Poppier material, like the Timbaland remix of OneRepublic's Apologize, is best served because all the layers of sound come through so precisely. Give the E436F something heavier or cluttered to work with, like the remastered version of Led Zep's Achilles' Last Stand, and the performance is fine, but hardly stellar.
Give the E436F some decent headphones to work with and it's a different story. Plugging in the Denon earphones I use for reference and the hoary old Led Zeppelin track kicks off, the bass surging forwards, the guitar cutting through the mix with incredible power and clarity and the drum fills practically exploding in my poor lug'oles. The slightly more fragile, stripped back arrangement of Bon Iver's Re: Stacks come off equally well, with every little touch and nuance in the acoustic guitar and falsetto vocals captured.
Fans of classical music have few causes for complaint. The delicate piano of Bach's Goldberg Variations is handled with a real finesse, giving you room to appreciate the pianist's individual phrasing, while Tasmin Little's 1998 recording of Arvo Pärt's Summa sounds every bit as lovely and melancholy as it should do, each instrument clearly discernible yet merging into one rich sound. I'm not sure I'd put the E436F up there with the best players from iRiver or Cowon, but it's not all that far off.
Of course, those players can boast something the Sony can't: support for file formats beyond MP3, AAC and WMA, including lossless formats like APE and FLAC. For this reason, the more obsessive audiophile will probably want to look in their direction - not least because the 4GB capacity of the E436F won't stretch so far with the more exotic formats.
I suspect that the E436F's intended audience won't be so troubled, and what they will appreciate more is the incredible battery life. Sony quotes a colossal 45 hours of playback time, and having watched the E436F cruise through a day of pretty solid use with barely a dent in the battery gauge, I've no reason to believe that's not the case.
Throw in a decent and easy to set-up FM radio and a nice little clock display function and the Sony is an appealing compact player at a very reasonable price, and a worthy rival to the new iPod Nano.
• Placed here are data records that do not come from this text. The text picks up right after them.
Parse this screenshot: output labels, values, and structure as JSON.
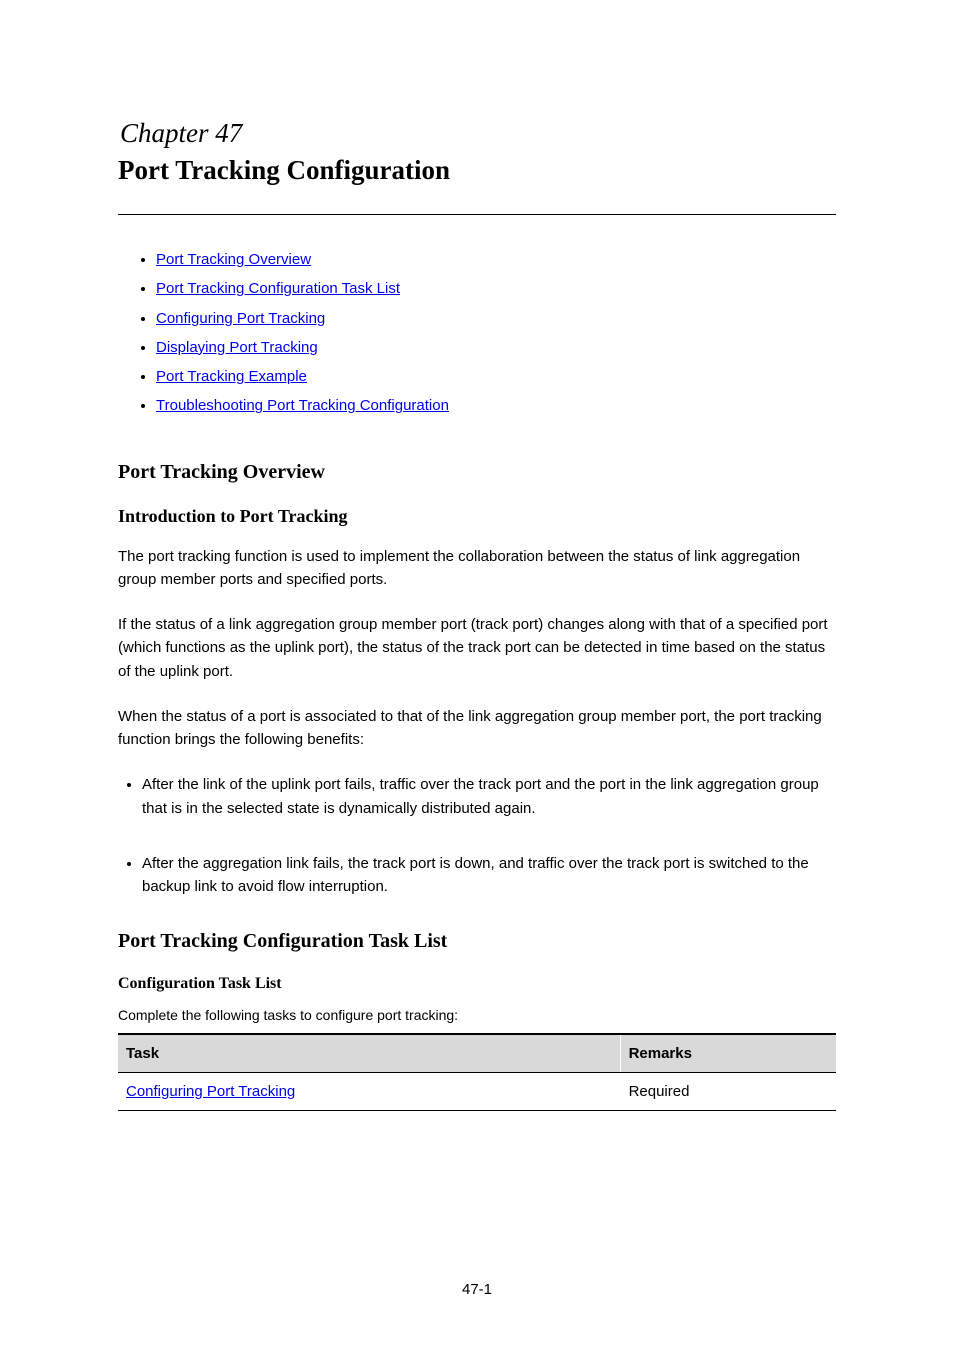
{
  "chapter": {
    "label": "Chapter 47",
    "title": "Port Tracking Configuration"
  },
  "toc": {
    "items": [
      "Port Tracking Overview",
      "Port Tracking Configuration Task List",
      "Configuring Port Tracking",
      "Displaying Port Tracking",
      "Port Tracking Example",
      "Troubleshooting Port Tracking Configuration"
    ]
  },
  "overview": {
    "heading": "Port Tracking Overview",
    "subhead": "Introduction to Port Tracking",
    "para1": "The port tracking function is used to implement the collaboration between the status of link aggregation group member ports and specified ports.",
    "para2": "If the status of a link aggregation group member port (track port) changes along with that of a specified port (which functions as the uplink port), the status of the track port can be detected in time based on the status of the uplink port.",
    "para3": "When the status of a port is associated to that of the link aggregation group member port, the port tracking function brings the following benefits:",
    "bullets": [
      "After the link of the uplink port fails, traffic over the track port and the port in the link aggregation group that is in the selected state is dynamically distributed again.",
      "After the aggregation link fails, the track port is down, and traffic over the track port is switched to the backup link to avoid flow interruption."
    ]
  },
  "taskList": {
    "heading": "Port Tracking Configuration Task List",
    "configSubhead": "Configuration Task List",
    "caption": "Complete the following tasks to configure port tracking:",
    "columns": [
      "Task",
      "Remarks"
    ],
    "rows": [
      {
        "task": "Configuring Port Tracking",
        "remarks": "Required"
      }
    ]
  },
  "pageNumber": "47-1"
}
Counting against it, the 4GB capacity is a bit disappointing and the design isn't as drop dead gorgeous as the Nano, but in its favour the E436F is significantly cheaper - in fact the £60-odd price point puts it in direct competition with players from many less well-known brands. Of these, iRiver's Lplayer probably has the edge on audio quality, format support and value, but otherwise it's a close run thing. If great battery life and a solid build are more important factors, the Sony is an excellent buy.
Not the most exciting, stylish or innovative player on the block, but a strong performer that's built to go the distance, with battery life to match.